[[ PROVIDED RECORDS open ]]
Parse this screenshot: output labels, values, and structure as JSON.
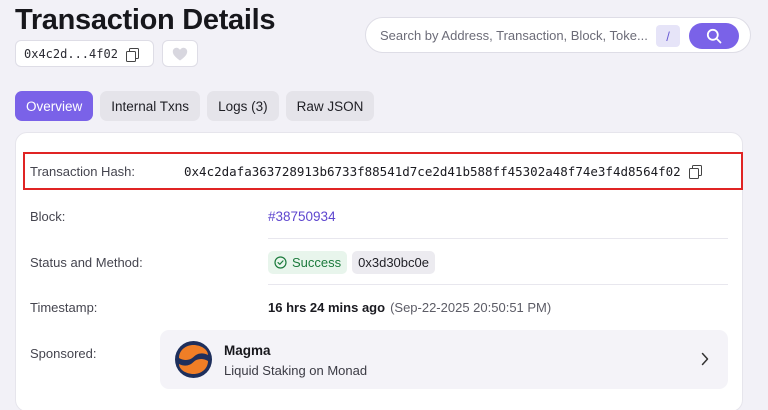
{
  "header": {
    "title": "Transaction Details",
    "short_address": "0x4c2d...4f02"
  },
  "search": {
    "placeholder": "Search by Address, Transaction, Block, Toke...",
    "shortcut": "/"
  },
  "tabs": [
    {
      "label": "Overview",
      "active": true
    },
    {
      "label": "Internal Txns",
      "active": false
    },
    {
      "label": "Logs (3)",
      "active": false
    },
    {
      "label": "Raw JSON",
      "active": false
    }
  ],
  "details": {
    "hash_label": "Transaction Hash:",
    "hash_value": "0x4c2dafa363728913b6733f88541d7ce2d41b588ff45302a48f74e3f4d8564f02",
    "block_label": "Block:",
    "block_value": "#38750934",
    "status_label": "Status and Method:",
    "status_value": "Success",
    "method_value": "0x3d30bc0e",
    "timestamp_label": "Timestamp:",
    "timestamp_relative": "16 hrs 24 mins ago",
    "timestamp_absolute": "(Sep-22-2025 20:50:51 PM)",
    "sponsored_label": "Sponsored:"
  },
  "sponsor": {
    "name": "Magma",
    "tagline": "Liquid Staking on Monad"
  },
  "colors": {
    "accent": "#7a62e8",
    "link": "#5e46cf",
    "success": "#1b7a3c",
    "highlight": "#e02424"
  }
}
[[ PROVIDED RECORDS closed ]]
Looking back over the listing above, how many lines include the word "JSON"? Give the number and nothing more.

2